# Records to use:
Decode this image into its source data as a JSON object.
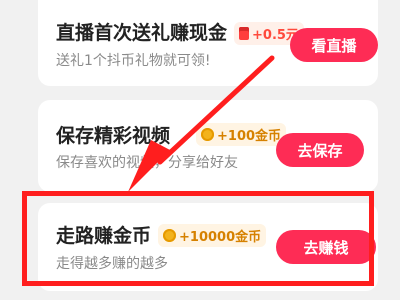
{
  "tasks": [
    {
      "title": "直播首次送礼赚现金",
      "reward": "+0.5元",
      "reward_icon": "red-packet-icon",
      "subtitle": "送礼1个抖币礼物就可领!",
      "button": "看直播"
    },
    {
      "title": "保存精彩视频",
      "reward": "+100金币",
      "reward_icon": "coin-icon",
      "subtitle": "保存喜欢的视频，分享给好友",
      "button": "去保存"
    },
    {
      "title": "走路赚金币",
      "reward": "+10000金币",
      "reward_icon": "coin-icon",
      "subtitle": "走得越多赚的越多",
      "button": "去赚钱"
    }
  ],
  "annotation": {
    "highlight_color": "#ff1e1e",
    "arrow_color": "#ff1e1e",
    "highlighted_task": "走路赚金币"
  },
  "colors": {
    "button": "#fe2c55",
    "coin_reward": "#d68100",
    "cash_reward": "#ff4a3c"
  }
}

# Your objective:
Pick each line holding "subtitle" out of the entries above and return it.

# Task result:
      "subtitle": "送礼1个抖币礼物就可领!",
      "subtitle": "保存喜欢的视频，分享给好友",
      "subtitle": "走得越多赚的越多",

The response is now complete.